I recently came across this post on “How to Use Quote in Your Speech.” I’m assuming you don’t need convincing about the benefits of using quotations—if you do, check out an earlier post of mine on the subject. I agree with a lot of what this writer says, but of course I have my own opinions too. Hope you find these helpful:
1. Make sure you get the phrasing correct.
Absolutely. But if you present the quotation as a piece of wisdom you’ve carried with you for years, don’t read it from your notes. I once watched in horror—on live TV, no less—when my client spoke about something Abraham Lincoln said as the guiding principle of his life. And then he looked down at his notes. Guiding principles live in your hearts, people, not on paper. I knew right then he was sunk.
3. Beware quoting out-of-context.
I once saw a Bible-Quote-of-the-Day calendar with a little gem that went something like “Worship me and all the riches of the earth will be yours.” (I’m paraphrasing.) Problem: That wasn’t God talking in the Bible story; it was Satan. So yes, check the source. And check the backstory too. That Chinese saying “May you live in interesting times” had a big resurgence after the financial crisis hit in 2007. Unfortunately, it wasn’t meant as a blessing—it’s a curse.
4. Quote a well-known expert in the field.
Yes…and no. The writer says “Quote Aristotle on philosophy or Serena Williams on tennis—doing the opposite gets you in trouble.” But if you are not credible quoting Aristotle, you’ll only seem like a fraud. Much better to quote something philosophical that Serena Williams said—especially if you’re speaking to tennis fans. I’ve blogged about this before, here.
17. Quotation compilations keep quotes within arm’s reach.
The writer recommends Bartlett’s Familiar Quotations. It’s the first place everyone turns when they’re looking for a quotation—and that’s exactly why you want to avoid it. I also do my best to avoid Online quotation search engines—his tip #19—for the same reason.

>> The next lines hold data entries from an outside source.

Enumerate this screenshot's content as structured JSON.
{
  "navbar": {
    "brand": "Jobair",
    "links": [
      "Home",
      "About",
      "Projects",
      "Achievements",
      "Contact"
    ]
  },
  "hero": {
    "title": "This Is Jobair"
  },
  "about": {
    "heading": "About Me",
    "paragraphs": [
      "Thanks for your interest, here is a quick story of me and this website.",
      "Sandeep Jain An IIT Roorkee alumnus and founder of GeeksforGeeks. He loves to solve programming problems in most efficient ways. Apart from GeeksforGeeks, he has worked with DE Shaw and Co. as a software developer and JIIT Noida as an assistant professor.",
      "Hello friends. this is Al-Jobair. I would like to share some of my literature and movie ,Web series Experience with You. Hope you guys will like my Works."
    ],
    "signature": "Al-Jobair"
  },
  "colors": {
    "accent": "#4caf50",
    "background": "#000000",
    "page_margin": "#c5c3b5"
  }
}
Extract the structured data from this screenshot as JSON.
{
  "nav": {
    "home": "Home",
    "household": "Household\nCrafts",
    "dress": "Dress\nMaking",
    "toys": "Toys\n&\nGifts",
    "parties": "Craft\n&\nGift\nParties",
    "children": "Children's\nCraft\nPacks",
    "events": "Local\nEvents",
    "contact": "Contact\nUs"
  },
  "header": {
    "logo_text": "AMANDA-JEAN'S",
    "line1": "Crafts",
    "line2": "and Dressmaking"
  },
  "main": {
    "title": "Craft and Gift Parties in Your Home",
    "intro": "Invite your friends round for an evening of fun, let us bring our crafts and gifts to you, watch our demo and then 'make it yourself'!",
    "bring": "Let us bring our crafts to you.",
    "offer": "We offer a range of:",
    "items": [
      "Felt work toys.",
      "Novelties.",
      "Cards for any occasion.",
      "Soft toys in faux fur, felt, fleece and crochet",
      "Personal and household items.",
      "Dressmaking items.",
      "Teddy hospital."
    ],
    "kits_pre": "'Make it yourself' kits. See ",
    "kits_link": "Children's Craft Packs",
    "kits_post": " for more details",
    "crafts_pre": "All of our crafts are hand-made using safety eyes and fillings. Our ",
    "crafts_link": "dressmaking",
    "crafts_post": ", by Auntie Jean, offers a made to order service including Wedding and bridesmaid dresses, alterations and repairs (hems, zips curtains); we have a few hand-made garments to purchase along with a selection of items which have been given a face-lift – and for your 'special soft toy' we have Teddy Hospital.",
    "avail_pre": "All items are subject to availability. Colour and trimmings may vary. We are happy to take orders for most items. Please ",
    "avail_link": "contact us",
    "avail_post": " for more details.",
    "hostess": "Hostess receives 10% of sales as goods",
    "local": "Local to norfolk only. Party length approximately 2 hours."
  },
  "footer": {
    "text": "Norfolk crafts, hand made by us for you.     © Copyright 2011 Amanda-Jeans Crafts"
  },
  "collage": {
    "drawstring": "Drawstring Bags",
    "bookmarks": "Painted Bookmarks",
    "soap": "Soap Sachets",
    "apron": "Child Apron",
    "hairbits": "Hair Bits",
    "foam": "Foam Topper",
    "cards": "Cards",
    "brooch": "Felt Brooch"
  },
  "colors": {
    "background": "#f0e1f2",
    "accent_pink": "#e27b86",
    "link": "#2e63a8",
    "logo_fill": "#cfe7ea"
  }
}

The surest way to find something fresh to quote is to keep your own quote file, making note of interesting and inspiring things you read.